A Washington Post editorial (10/2/12) just after Ivanishvili’s party won the Georgian election mentioned some of Saakashvili’s flaws, but nevertheless concluded by congratulating the strongman: “But Mr. Saakashvili has left a democratic legacy; the United States and European Union should insist that the new regime sustain and build on it.” Saakashvili apparently has earned this praise by agreeing to actually leave office when his term ends next year.
The New York Times commentary was a little tougher on Saakashvili than the Post’s, but still lacked the fiery condemnation featured in coverage of Chávez, whose temporary overthrow the Times once applauded (FAIR Media Advisory, 4/19/02).
Just days before Georgia’s recent elections, the Times (9/29/12) editorialized that “no leader of the former Soviet republics has been more pro-Western than President Mikheil Saakashvili of Georgia,” adding that “he moves easily in Washington and dreams of bringing his country into full NATO membership.” Though questions about this image are beginning to emerge: “His government’s handling of prisons and its approach to parliamentary elections set for Monday are raising doubts about his commitment to democracy and reform.”
New York Times news reports on Georgia before the election were not as propagandistic as its reporting on the Venezuelan election; many of Saakashvili’s faults were there to be found if one looked, particularly in the reporting of Ellen Barry (“Better Off Than They Were Nine Years Ago, Georgian Voters Ask: At What Cost?,” 9/30/12; “Fearing Rigged Vote, Georgian Prepare for Election,” 10/1/12).
To a lesser extent, the Washington Post has reported on the dark side of Saakashvili’s record, but its news accounts just before the October election sounded more like the paper’s editorial page.

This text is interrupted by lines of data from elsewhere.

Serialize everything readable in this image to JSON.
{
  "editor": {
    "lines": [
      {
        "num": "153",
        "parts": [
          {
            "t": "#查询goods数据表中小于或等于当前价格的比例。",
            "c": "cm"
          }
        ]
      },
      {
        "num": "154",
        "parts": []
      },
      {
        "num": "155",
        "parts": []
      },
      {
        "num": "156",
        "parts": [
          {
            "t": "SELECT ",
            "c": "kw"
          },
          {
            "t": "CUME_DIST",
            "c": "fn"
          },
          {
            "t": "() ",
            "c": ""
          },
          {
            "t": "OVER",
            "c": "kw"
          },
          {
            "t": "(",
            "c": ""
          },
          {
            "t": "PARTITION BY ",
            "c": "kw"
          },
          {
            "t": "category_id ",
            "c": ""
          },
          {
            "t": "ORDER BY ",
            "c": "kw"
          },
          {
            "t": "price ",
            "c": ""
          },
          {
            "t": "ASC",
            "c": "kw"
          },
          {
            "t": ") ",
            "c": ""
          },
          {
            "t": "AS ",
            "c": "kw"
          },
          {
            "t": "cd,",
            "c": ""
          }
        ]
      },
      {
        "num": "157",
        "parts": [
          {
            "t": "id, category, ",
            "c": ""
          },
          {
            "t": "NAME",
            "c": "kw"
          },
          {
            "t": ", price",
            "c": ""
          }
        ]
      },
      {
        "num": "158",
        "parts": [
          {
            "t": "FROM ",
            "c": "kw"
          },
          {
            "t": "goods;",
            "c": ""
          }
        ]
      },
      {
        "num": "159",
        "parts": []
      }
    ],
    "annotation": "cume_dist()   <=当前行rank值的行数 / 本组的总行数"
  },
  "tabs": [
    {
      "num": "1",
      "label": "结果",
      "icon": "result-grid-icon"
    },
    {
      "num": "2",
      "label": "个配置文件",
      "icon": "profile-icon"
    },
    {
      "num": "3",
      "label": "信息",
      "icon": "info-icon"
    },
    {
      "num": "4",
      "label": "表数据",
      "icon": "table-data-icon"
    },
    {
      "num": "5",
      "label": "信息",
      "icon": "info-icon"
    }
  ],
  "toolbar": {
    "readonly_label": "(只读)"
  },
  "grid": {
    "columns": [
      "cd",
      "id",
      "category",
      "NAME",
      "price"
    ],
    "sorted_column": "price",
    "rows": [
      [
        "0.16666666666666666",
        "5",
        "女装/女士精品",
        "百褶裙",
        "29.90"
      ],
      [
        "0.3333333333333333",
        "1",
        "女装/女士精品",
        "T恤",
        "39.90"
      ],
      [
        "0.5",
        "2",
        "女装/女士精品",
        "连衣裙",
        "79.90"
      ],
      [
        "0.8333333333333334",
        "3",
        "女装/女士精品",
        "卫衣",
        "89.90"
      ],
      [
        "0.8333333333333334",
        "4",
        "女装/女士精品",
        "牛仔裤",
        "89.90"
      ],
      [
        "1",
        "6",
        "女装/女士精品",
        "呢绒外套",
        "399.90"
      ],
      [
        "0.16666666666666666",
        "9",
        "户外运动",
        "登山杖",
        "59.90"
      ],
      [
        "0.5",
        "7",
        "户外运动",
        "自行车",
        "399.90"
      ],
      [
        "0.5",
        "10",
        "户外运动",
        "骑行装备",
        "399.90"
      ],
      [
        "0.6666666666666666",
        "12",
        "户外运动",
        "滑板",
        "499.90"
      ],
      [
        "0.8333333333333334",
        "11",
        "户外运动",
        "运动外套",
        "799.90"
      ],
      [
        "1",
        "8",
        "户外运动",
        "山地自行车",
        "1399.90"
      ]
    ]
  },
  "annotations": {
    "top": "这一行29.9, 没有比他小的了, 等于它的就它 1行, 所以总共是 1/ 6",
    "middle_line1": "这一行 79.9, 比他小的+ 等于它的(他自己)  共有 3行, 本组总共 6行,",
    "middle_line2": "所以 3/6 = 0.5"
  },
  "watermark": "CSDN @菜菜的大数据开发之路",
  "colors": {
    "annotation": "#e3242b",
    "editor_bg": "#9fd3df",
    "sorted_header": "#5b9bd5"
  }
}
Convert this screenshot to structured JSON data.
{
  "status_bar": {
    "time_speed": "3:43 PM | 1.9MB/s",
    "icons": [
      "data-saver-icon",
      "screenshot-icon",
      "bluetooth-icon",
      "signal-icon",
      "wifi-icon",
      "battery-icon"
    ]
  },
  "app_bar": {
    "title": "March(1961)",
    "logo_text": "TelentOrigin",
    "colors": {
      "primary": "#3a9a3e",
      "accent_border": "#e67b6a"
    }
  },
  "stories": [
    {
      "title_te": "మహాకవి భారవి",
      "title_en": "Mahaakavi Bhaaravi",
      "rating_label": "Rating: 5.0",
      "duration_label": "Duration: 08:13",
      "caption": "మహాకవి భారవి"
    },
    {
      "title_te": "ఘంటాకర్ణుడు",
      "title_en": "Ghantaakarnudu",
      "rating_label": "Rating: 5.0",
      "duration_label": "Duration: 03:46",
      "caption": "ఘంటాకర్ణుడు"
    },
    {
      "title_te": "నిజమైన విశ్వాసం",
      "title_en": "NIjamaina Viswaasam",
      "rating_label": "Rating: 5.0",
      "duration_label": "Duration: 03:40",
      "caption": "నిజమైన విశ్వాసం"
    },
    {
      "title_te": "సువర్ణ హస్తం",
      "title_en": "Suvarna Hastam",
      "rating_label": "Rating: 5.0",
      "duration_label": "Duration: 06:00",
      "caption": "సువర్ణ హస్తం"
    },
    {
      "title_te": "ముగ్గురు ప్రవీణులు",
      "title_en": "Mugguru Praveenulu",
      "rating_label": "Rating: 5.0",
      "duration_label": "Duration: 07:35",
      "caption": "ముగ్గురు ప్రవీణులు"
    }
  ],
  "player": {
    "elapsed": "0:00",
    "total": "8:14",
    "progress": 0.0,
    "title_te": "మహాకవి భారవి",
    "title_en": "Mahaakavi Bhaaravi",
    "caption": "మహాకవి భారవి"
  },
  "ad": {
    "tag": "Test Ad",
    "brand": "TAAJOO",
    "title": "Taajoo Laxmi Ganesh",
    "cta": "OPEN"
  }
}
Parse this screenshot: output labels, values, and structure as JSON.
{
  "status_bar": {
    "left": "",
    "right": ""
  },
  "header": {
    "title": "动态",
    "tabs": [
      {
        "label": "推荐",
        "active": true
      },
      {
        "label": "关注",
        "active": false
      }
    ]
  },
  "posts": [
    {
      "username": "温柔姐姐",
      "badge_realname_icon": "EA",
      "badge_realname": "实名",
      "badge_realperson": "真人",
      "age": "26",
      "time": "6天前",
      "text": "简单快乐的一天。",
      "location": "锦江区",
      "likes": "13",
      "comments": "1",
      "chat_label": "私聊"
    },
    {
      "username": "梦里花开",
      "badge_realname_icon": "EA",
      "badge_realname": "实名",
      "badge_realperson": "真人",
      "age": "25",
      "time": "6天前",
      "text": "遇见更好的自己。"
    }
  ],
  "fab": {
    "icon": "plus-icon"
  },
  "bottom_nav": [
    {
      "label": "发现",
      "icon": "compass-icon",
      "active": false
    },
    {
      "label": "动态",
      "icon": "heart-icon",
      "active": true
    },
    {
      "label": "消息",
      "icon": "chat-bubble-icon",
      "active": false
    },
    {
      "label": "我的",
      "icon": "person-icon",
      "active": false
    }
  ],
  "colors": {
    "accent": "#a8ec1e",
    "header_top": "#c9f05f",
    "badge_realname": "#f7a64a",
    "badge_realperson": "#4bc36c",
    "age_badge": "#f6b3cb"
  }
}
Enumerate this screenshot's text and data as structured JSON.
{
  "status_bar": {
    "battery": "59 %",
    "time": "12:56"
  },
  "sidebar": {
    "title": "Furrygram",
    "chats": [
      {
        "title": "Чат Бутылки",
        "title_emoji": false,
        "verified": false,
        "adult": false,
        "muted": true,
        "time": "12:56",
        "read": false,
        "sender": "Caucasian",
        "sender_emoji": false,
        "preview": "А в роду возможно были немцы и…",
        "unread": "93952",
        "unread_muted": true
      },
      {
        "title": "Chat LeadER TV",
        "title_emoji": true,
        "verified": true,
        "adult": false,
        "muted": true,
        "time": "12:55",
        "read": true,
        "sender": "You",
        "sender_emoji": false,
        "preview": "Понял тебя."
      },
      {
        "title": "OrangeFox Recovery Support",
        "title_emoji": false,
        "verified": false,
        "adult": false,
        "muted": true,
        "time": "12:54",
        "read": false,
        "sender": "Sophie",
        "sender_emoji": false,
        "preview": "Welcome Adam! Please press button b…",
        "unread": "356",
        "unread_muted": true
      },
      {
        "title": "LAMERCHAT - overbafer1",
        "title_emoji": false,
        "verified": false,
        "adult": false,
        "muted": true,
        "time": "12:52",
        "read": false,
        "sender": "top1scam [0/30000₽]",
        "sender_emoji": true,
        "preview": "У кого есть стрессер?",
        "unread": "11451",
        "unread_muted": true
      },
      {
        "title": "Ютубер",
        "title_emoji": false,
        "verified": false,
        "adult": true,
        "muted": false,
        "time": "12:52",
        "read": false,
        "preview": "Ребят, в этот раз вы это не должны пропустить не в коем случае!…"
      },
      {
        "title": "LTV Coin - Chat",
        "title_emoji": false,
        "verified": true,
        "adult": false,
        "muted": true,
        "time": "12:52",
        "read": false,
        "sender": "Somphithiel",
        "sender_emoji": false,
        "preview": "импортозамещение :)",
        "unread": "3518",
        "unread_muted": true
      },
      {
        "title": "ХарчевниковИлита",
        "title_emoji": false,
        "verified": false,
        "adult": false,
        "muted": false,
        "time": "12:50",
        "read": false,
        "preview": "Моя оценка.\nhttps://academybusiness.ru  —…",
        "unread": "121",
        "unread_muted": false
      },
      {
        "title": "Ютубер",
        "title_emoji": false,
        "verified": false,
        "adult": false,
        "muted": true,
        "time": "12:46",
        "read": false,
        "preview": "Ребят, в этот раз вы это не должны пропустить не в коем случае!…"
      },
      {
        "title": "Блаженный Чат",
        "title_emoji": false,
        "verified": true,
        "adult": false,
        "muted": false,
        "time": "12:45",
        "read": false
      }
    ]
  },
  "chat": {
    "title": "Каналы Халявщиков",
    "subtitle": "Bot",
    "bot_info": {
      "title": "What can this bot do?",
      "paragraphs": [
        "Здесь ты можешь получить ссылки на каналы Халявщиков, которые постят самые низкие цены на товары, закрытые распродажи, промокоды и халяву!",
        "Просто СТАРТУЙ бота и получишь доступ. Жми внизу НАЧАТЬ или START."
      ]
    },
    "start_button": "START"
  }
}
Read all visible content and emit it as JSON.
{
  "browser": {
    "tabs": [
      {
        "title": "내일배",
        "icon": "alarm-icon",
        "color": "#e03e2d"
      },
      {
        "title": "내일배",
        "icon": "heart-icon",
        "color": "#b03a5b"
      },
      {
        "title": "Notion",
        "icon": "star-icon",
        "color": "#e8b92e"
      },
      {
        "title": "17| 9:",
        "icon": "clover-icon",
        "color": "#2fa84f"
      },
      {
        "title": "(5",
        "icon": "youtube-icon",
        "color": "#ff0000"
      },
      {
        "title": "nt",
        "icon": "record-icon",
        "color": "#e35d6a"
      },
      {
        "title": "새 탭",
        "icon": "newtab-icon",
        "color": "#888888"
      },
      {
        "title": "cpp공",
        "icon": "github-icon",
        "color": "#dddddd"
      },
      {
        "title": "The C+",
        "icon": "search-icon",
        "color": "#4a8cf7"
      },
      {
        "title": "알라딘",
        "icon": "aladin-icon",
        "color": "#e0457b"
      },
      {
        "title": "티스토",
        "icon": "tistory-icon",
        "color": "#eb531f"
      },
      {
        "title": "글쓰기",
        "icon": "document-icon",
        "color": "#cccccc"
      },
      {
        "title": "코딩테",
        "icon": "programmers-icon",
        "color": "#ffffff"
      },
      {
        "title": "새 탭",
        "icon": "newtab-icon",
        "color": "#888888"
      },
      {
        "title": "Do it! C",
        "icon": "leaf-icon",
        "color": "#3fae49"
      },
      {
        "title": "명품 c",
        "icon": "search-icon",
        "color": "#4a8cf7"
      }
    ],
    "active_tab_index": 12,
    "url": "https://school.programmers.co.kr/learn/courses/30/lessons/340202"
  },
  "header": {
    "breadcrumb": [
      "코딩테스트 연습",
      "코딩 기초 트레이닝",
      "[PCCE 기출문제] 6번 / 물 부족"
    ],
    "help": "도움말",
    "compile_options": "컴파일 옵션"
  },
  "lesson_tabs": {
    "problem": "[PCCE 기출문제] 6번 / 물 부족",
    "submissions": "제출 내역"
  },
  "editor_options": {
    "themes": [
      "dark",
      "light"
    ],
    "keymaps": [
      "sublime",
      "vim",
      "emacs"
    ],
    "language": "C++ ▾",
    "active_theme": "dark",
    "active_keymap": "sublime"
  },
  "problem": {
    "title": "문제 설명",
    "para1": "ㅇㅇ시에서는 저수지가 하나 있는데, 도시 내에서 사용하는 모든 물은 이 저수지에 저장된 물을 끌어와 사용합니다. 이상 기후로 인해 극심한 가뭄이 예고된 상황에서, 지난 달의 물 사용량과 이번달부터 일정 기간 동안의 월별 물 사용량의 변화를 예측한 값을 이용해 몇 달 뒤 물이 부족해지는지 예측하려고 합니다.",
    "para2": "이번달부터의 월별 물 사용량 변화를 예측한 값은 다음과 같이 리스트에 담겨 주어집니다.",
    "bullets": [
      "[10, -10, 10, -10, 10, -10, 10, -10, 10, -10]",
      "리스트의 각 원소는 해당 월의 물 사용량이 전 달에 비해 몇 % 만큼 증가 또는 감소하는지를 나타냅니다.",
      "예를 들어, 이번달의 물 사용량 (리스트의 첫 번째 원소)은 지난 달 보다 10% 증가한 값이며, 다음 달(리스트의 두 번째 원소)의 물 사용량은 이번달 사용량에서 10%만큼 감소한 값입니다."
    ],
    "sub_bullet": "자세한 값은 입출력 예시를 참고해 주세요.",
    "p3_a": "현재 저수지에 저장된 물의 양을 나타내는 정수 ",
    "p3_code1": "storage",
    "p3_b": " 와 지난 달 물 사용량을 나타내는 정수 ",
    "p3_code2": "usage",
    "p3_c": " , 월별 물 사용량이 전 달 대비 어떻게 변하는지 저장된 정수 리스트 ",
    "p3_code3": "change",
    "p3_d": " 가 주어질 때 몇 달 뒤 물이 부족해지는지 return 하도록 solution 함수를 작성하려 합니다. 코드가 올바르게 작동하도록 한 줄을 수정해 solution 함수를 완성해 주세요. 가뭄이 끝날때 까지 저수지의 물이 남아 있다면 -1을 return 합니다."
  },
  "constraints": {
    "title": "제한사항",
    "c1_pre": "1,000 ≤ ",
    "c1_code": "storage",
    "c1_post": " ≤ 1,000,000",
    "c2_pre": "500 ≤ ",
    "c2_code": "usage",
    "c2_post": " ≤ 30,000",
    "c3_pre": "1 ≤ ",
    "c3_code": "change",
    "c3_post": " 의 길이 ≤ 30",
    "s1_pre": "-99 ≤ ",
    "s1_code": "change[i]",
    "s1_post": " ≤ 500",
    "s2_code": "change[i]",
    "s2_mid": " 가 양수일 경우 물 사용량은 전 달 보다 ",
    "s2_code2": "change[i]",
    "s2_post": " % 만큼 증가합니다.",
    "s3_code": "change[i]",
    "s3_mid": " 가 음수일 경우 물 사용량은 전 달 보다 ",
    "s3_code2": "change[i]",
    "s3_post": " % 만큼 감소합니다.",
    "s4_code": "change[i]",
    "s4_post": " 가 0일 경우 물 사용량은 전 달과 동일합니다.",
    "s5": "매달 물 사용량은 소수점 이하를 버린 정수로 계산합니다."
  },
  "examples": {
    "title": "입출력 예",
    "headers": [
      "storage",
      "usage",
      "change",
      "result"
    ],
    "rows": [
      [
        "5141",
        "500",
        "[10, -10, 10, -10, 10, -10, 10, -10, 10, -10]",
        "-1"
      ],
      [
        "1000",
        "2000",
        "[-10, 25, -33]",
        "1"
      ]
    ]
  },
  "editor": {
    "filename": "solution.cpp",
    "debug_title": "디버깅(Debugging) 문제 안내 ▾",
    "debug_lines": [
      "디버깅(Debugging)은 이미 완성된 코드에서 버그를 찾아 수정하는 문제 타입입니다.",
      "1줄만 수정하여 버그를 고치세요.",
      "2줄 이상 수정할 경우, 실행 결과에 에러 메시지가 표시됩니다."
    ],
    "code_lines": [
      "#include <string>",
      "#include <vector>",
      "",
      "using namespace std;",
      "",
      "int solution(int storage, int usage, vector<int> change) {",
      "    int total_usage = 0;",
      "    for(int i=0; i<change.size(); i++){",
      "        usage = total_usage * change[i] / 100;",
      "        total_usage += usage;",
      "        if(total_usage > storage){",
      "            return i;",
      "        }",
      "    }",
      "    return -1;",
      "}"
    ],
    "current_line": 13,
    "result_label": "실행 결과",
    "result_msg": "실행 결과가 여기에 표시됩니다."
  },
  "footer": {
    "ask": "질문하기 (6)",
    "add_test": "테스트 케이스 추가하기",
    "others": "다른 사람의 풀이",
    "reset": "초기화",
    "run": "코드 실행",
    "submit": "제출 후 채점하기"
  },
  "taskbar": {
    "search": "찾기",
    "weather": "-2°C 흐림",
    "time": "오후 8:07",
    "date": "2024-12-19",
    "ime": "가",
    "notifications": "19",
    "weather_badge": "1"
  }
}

For instance, the Post’s Kathy Lally (9/24/12) reported that Saakashvili’s government “had been mostly viewed as sure-footed—until last week, when a scandal erupted over evidence of systematic abuse and torture in the nation’s prisons.” Lally largely framed the criticism of Saakashvili as claims by his opponents, instead of citing the public record. Wrote Lally:
Though President Mikheil Saakashvili and his circle have eliminated day-to-day corruption, turned the despised police into a trusted force and made government services citizen-oriented and easy to obtain, they have not permitted development of political competition, their critics say.
Lally went on to describe Georgia’s importance to the U.S.:
Georgia, perched in the Caucasus Mountains in the shadow of Russia and Iran, has been a staunch U.S. ally, sending troops to Afghanistan and providing energy security with a pipeline that takes oil from Azerbaijan through Georgia and on to Turkey.
This helps to explain why coverage has largely soft-pedaled Saakashvili’s abuses of democratic principles and human rights, and why “fierce enemy” Chávez’s perceived foibles are exaggerated.